Designed by Gdańsk-based architects Jan Sikora and Andrzej Marek, the 'Human Forest' hotel places guests right in the forest, without the walls and roofs of traditional buildings, maximising contact with its sights and sounds. sikorawnetrza.com

A “Human Forest” hotel where guests live and sleep between the trees, giving them the full woodland holiday experience, has been designed by Polish architects.

Amid concern about the future of the planet, more architects are seeking to balance building and harmony with nature. 

In addition to the environmental benefits of this approach, it brings people in closer contact with the natural world, helping them escape the stress of life in the city and relax.

An image on Sikora’s website shows four arranged together, with canopies spread between them to provide further protection from the elements.sikorawnetrza.com

The “Human Forest” hotel places guests right in the forest, without the walls and roofs of traditional buildings, maximising contact with its sights and sounds.

Designed by Gdańsk-based architects Jan Sikora and Andrzej Marek, Sikora’s studio, which does interiors and architecture, has worked on a variety of projects, from libraries to railway stations.

The hotel is based around four modules covering basic human needs, like eating, sleeping and washing. sikorawnetrza.com

The hotel is based around four modules covering basic human needs, like eating, sleeping and washing. 

The structures have been designed to resemble trees, which allows them to blend into the forest. 

The structures have been designed to resemble trees, which allows them to blend into the forest. sikorawnetrza.com

With its inbuilt grill-like structure for cooking food, the kitchen module provides a designated place for preparing meals. The living module contains storage space, which can be used for everyday items. 

The bathroom module contains a toilet and shower, which uses rainwater collected in a tank at the top of the module. Like the rest of the hotel, these have no walls – there is only a curtain for privacy.

Architect Jan Sikora’s studio, which does interiors and architecture, has worked on a variety of projects, from libraries to railway stations.Jan Sikora/Facebook

The sleeping module features raised platforms for guests to sleep on, covered by clear, tent like structures. They can be reached by climbing the wooden rungs that stick out from the module. 
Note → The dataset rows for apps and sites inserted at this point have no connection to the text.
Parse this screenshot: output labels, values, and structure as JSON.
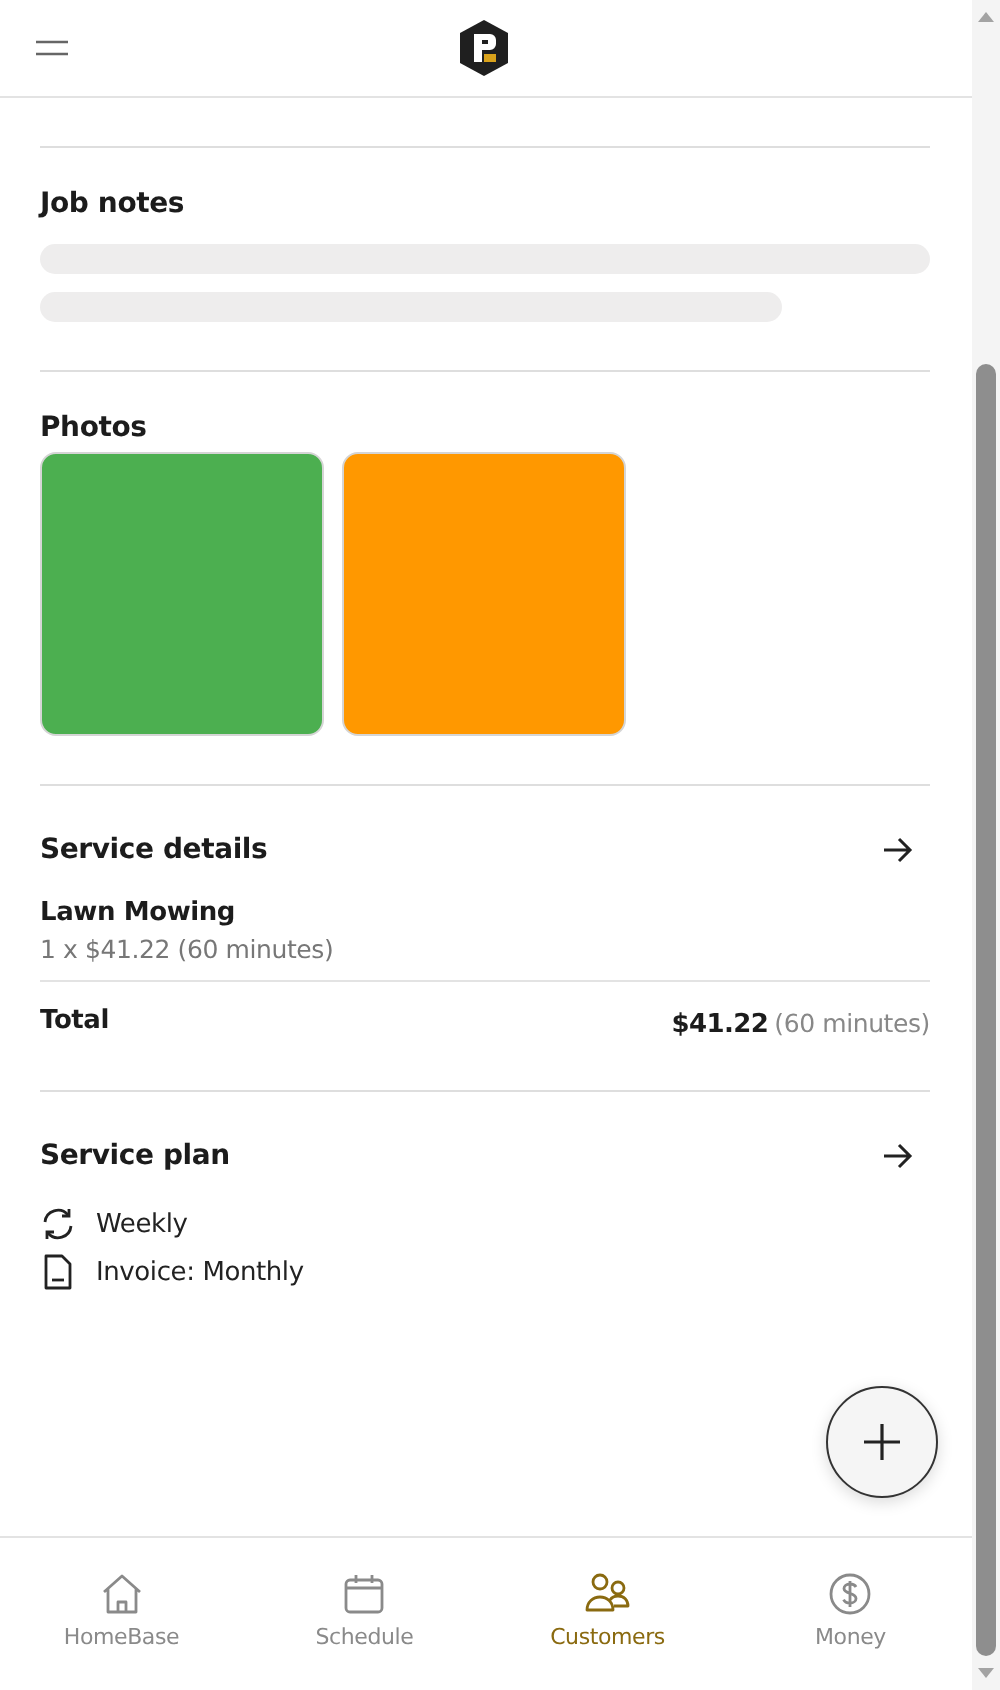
{
  "job_notes": {
    "title": "Job notes",
    "loading": true
  },
  "photos": {
    "title": "Photos",
    "items": [
      {
        "color": "#4caf50"
      },
      {
        "color": "#ff9800"
      }
    ]
  },
  "service_details": {
    "title": "Service details",
    "items": [
      {
        "name": "Lawn Mowing",
        "detail": "1 x $41.22 (60 minutes)"
      }
    ],
    "total_label": "Total",
    "total_amount": "$41.22",
    "total_duration": "(60 minutes)"
  },
  "service_plan": {
    "title": "Service plan",
    "rows": [
      {
        "kind": "repeat",
        "text": "Weekly"
      },
      {
        "kind": "invoice",
        "text": "Invoice: Monthly"
      }
    ]
  },
  "nav": [
    {
      "kind": "home",
      "label": "HomeBase",
      "selected": false
    },
    {
      "kind": "calendar",
      "label": "Schedule",
      "selected": false
    },
    {
      "kind": "people",
      "label": "Customers",
      "selected": true
    },
    {
      "kind": "money",
      "label": "Money",
      "selected": false
    }
  ]
}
The raised structures help visitors stay safe and dry while they sleep. They can also use pulleys attached to the modules to store their luggage high above the ground, protecting it from wild animals and the damp forest ground.

The bathroom module contains a toilet and shower, which uses rainwater collected in a tank at the top of the module. Like the rest of the hotel, these have no walls – there is only a curtain for privacy.sikorawnetrza.com

Another advantage of the modules is that they can be grouped together in different configurations, depending on the site and the number of expected visitors. 

An image on Sikora’s website shows four arranged together, with canopies spread between them to provide further protection from the elements.